"I just don't get it. We're amateurs. It's a hobby. The sport is tough. That difficulty makes the feeling of finishing well after having utterly smashed yourself so satisfying. I know that feeling. I wonder what it feels like to finish after having sat in, after having done the bare minimum for 99% of the race, and then shooting to the line on reasonably fresh legs ahead of the chasing, faltering pack. Is it a good feeling, that win? It must be.

Still, why wouldn't you work hard enough to break and redefine yourself? Afraid of what you might find?"

This is not to say ANYTHING about sandbagging or getting second place, or whatever. The only thing I mean by it is that we do this for fun. Winning isn't everything. In 10 years and beyond my daughter won't give a rats ass that I won this race today or even that I raced bikes. She will care however if I live my life with balance, take responsibility, and treat others well.

Friday, June 4, 2010

Cosmic Irony

Well, there's a new bike in the Miller family. It really is getting ridiculous, the whole buying and selling of two-wheeled pedaling machines. Honestly, I've given the pursuit a great deal of thought lately and have come down to this:

When I have the ability to effect change, I do so. Often with very little patience. Looking back, the notion of selling my single speed lynskey, the idea of which had been a dream for years, was motivated by a great deal of haste and fear. I thought I needed a change, so after about a month of looking around, when Team Seagal's sponsor contact came up with a great deal on a geared, cushy full-suspension bike that would fit, I jumped on it.

Maggie and I have both toyed with the idea of me and control issues...especially in relation to things that I don't have any control over (i.e. cancer). Maybe that is why training, science, and bicycle materialism have been so attractive in the past few years. It is funny, because in college I was one of those gandhi-reading, world bank-protesting, hippy, live-out-of-my car types. Now I own 2 carbon bicycles and a third that is pretty close to carbon.

I do still hold on to many of my ideals, but clearly the materialism associated with light, fast, and stiff bicycles in something that I've 'compromised' on. The drivetrain on the Kona sold in a day and through good-fortune and friends ended up getting a Specialized (which is actually the bike sponsor of CBC, so I didn't feel all that bad) single speed. I've ridden it once so far and am very happy.

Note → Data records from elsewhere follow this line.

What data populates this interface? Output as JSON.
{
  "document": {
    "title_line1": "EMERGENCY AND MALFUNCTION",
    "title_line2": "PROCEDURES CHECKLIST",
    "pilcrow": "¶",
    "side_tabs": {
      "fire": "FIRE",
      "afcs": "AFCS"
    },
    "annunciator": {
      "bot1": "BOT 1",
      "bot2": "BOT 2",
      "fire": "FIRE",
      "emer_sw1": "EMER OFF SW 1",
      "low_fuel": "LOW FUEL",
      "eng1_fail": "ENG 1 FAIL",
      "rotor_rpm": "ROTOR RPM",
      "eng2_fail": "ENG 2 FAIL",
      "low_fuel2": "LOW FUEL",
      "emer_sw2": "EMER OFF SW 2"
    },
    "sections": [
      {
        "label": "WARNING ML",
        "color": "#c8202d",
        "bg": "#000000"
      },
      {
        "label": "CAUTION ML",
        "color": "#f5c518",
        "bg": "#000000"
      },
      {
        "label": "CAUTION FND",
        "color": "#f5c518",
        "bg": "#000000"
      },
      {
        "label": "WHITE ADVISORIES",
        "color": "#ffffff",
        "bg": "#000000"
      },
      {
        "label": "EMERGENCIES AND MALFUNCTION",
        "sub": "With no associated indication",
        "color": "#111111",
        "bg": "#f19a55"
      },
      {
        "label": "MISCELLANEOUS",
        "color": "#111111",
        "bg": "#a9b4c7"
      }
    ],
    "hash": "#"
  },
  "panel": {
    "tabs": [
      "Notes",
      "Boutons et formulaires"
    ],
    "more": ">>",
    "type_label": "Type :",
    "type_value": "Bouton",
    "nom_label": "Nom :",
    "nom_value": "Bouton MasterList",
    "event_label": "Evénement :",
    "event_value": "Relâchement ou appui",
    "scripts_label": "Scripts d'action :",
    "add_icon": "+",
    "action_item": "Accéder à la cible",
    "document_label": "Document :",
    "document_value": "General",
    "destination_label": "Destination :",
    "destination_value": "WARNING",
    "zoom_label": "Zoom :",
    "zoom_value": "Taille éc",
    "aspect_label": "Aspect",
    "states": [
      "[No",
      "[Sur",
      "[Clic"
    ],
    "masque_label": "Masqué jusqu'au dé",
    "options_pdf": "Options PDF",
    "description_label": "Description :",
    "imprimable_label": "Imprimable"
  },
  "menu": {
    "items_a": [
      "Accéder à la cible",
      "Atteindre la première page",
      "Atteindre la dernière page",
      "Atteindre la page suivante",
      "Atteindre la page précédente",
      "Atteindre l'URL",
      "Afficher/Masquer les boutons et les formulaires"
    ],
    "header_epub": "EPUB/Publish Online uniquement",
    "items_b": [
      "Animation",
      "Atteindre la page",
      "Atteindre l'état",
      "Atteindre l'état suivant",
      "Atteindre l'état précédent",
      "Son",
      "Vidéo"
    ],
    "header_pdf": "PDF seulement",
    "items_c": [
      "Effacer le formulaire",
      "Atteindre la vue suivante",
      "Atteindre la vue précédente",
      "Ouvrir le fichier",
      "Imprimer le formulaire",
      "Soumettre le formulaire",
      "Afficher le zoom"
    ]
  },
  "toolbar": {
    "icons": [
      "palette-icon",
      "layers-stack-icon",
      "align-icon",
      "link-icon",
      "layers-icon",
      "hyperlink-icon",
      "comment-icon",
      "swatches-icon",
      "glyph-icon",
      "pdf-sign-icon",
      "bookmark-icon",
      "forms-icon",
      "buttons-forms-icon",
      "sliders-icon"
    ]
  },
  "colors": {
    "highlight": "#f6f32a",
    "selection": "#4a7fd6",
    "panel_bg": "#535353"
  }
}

I suppose the whole idea of 'single-speed' has gone a bit over-the-top on this thing. Yes, it is made of plastic. And yes, it is incredibly light for a mountain bike. Complete, the bike weighs a scanty 19.09lbs. Rock on.